Patients reported improvements in various symptoms, including fatigue/energy levels (90% of patients reported improvement), stamina/endurance (90%), muscle strength (80%) and appetite (70%). In addition, most patients reported improvement in daily life activities (90%), physical activities (90%) and quality of life (80%).
"Our patient community is in dire need of a therapy that addresses the complex, multi-system challenges that occur in Barth syndrome," said Emily Milligan, Barth Syndrome Foundation Executive Director. "The positive findings presented today that elamipretide may improve fatigue and overall quality of life for people living with this devastating disease are encouraging that a potential therapy could finally be on the horizon."
In the placebo-controlled and open-label extension portions of the study, most adverse events were mild to moderate in severity. The most commonly reported adverse events included injection site reactions.

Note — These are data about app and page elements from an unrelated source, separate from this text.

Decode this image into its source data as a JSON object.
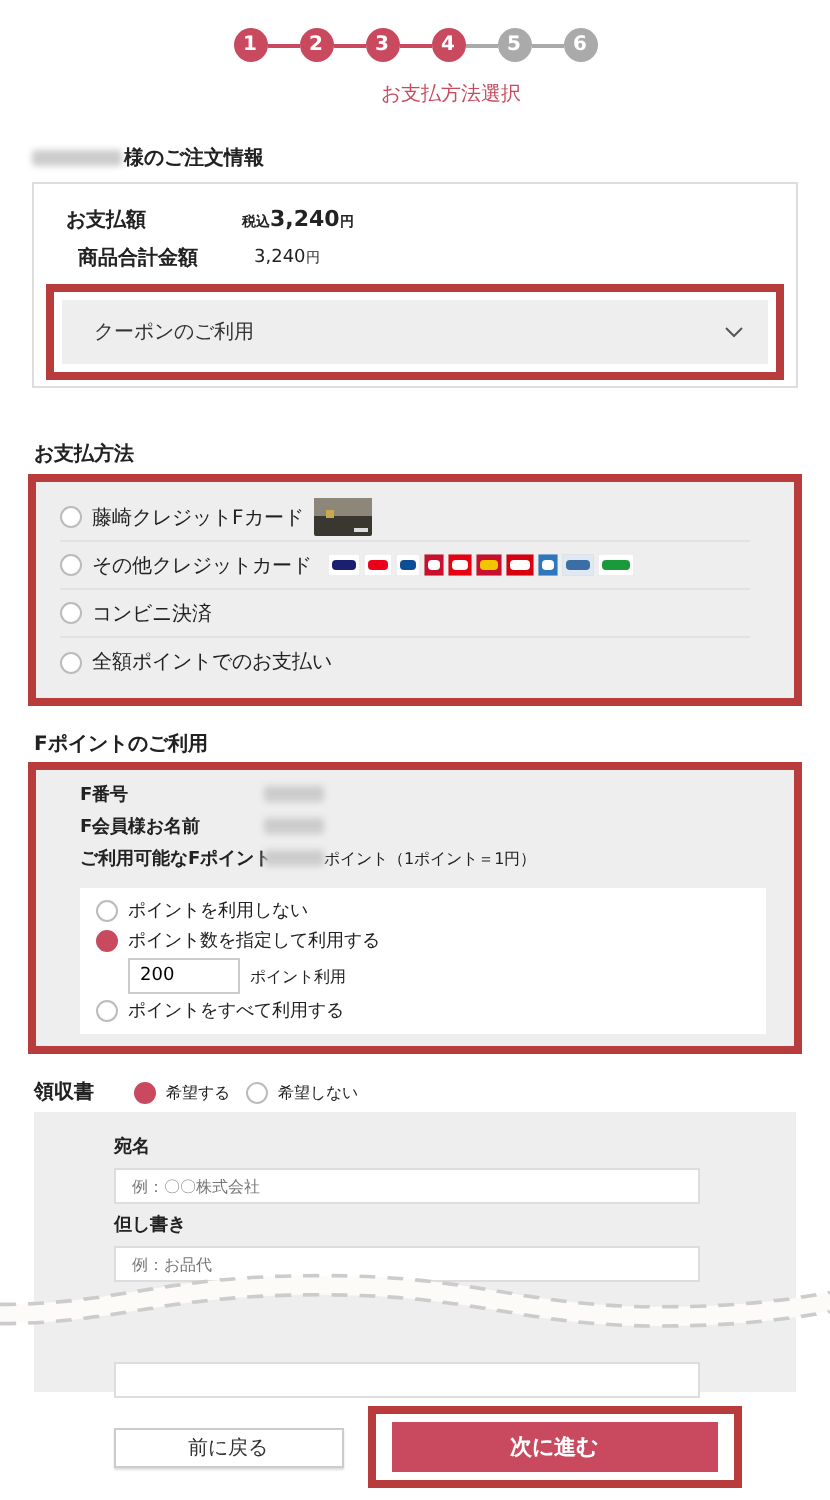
{
  "steps": [
    {
      "number": "1",
      "active": true
    },
    {
      "number": "2",
      "active": true
    },
    {
      "number": "3",
      "active": true
    },
    {
      "number": "4",
      "active": true
    },
    {
      "number": "5",
      "active": false
    },
    {
      "number": "6",
      "active": false
    }
  ],
  "step_label": "お支払方法選択",
  "order": {
    "heading": "様のご注文情報",
    "name_redacted": true,
    "rows": [
      {
        "label": "お支払額",
        "prefix": "税込",
        "value": "3,240",
        "unit": "円",
        "kind": "total"
      },
      {
        "label": "商品合計金額",
        "value": "3,240",
        "unit": "円",
        "kind": "sub"
      }
    ],
    "coupon": {
      "label": "クーポンのご利用",
      "expanded": false,
      "highlighted": true
    }
  },
  "payment": {
    "heading": "お支払方法",
    "highlighted": true,
    "options": [
      {
        "label": "藤崎クレジットFカード",
        "selected": false,
        "kind": "house_card"
      },
      {
        "label": "その他クレジットカード",
        "selected": false,
        "kind": "cards"
      },
      {
        "label": "コンビニ決済",
        "selected": false,
        "kind": "plain"
      },
      {
        "label": "全額ポイントでのお支払い",
        "selected": false,
        "kind": "plain"
      }
    ]
  },
  "fpoint": {
    "heading": "Fポイントのご利用",
    "highlighted": true,
    "rows": [
      {
        "label": "F番号",
        "value_redacted": true
      },
      {
        "label": "F会員様お名前",
        "value_redacted": true
      },
      {
        "label": "ご利用可能なFポイント",
        "value_redacted": true,
        "suffix": "ポイント（1ポイント＝1円）"
      }
    ],
    "options": [
      {
        "label": "ポイントを利用しない",
        "selected": false
      },
      {
        "label": "ポイント数を指定して利用する",
        "selected": true,
        "input": {
          "value": "200",
          "suffix": "ポイント利用"
        }
      },
      {
        "label": "ポイントをすべて利用する",
        "selected": false
      }
    ]
  },
  "receipt": {
    "heading": "領収書",
    "options": [
      {
        "label": "希望する",
        "selected": true
      },
      {
        "label": "希望しない",
        "selected": false
      }
    ],
    "fields": [
      {
        "label": "宛名",
        "placeholder": "例：〇〇株式会社"
      },
      {
        "label": "但し書き",
        "placeholder": "例：お品代"
      }
    ]
  },
  "buttons": {
    "back": {
      "label": "前に戻る"
    },
    "next": {
      "label": "次に進む",
      "highlighted": true
    }
  }
}
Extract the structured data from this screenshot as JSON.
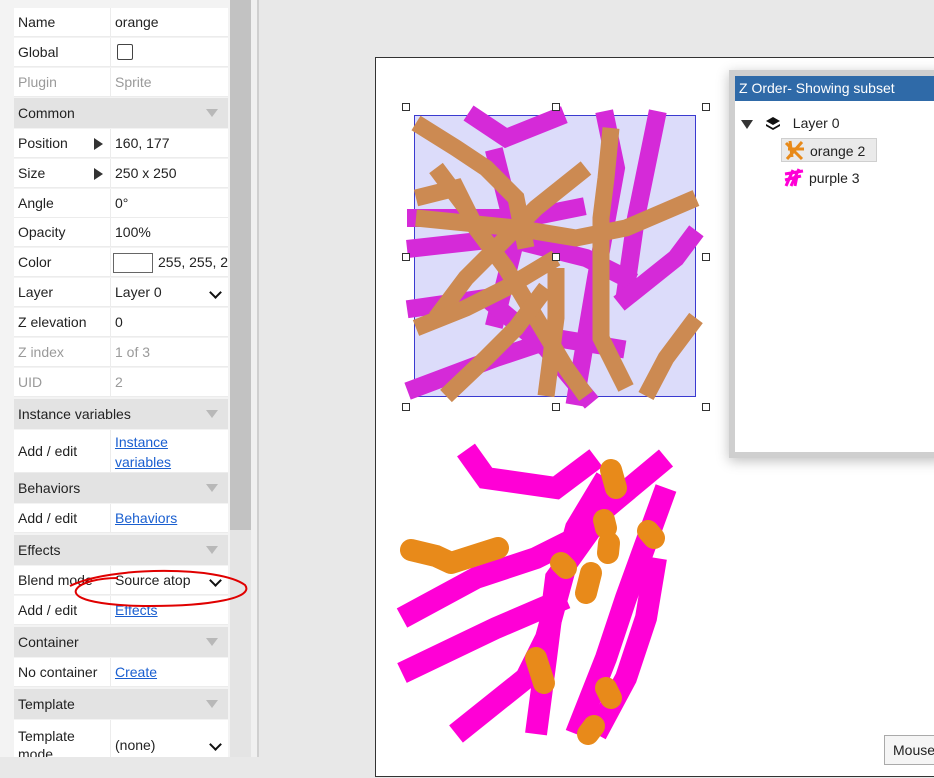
{
  "properties": {
    "name": {
      "label": "Name",
      "value": "orange"
    },
    "global": {
      "label": "Global",
      "checked": false
    },
    "plugin": {
      "label": "Plugin",
      "value": "Sprite"
    },
    "common_section": "Common",
    "position": {
      "label": "Position",
      "value": "160, 177"
    },
    "size": {
      "label": "Size",
      "value": "250 x 250"
    },
    "angle": {
      "label": "Angle",
      "value": "0°"
    },
    "opacity": {
      "label": "Opacity",
      "value": "100%"
    },
    "color": {
      "label": "Color",
      "value": "255, 255, 2",
      "swatch": "#ffffff"
    },
    "layer": {
      "label": "Layer",
      "value": "Layer 0"
    },
    "z_elevation": {
      "label": "Z elevation",
      "value": "0"
    },
    "z_index": {
      "label": "Z index",
      "value": "1 of 3"
    },
    "uid": {
      "label": "UID",
      "value": "2"
    },
    "instance_variables_section": "Instance variables",
    "instance_variables": {
      "label": "Add / edit",
      "link_line1": "Instance",
      "link_line2": "variables"
    },
    "behaviors_section": "Behaviors",
    "behaviors": {
      "label": "Add / edit",
      "link": "Behaviors"
    },
    "effects_section": "Effects",
    "blend_mode": {
      "label": "Blend mode",
      "value": "Source atop"
    },
    "effects": {
      "label": "Add / edit",
      "link": "Effects"
    },
    "container_section": "Container",
    "container": {
      "label": "No container",
      "link": "Create"
    },
    "template_section": "Template",
    "template_mode": {
      "label_line1": "Template",
      "label_line2": "mode",
      "value": "(none)"
    }
  },
  "z_order_panel": {
    "title": "Z Order- Showing subset",
    "layer": "Layer 0",
    "items": [
      {
        "label": "orange 2",
        "selected": true,
        "icon": "orange-sprite-icon"
      },
      {
        "label": "purple 3",
        "selected": false,
        "icon": "purple-sprite-icon"
      }
    ]
  },
  "mouse_button": "Mouse",
  "colors": {
    "orange": "#cc8a52",
    "magenta": "#d52ad8",
    "bright_magenta": "#ff00d6",
    "blob_orange": "#e88a1a",
    "selection_fill": "#dcdcfa",
    "annotation_red": "#e00000",
    "panel_title": "#2f6aa8"
  }
}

"We are encouraged by these signals that elamipretide may benefit individuals affected by the severe cardiolipin deficiency characteristic of Barth syndrome, which we believe to be one of the most challenging mitochondrial diseases for elamipretide due to reduced opportunity for elamipretide to engage with its target, cardiolipin," said Reenie McCarthy, Chief Executive Officer of Stealth BioTherapeutics. "These findings, which align with the improvements in activities of daily living reported by TAZPOWER subjects in our patient and caregiver perception of change video protocols, will inform our upcoming discussions on a regulatory path forward."
The U.S. Food and Drug Administration (FDA) has granted Fast Track and Orphan Drug designations for elamipretide for the treatment of Barth syndrome. Last summer, the Barth Syndrome Foundation (BSF) hosted a patient-focused drug development meeting with the FDA, from which the organization published a Voice of the Patient Report. The BSF recently shared the report with the FDA during a Professional Affairs and Stakeholder Engagement meeting.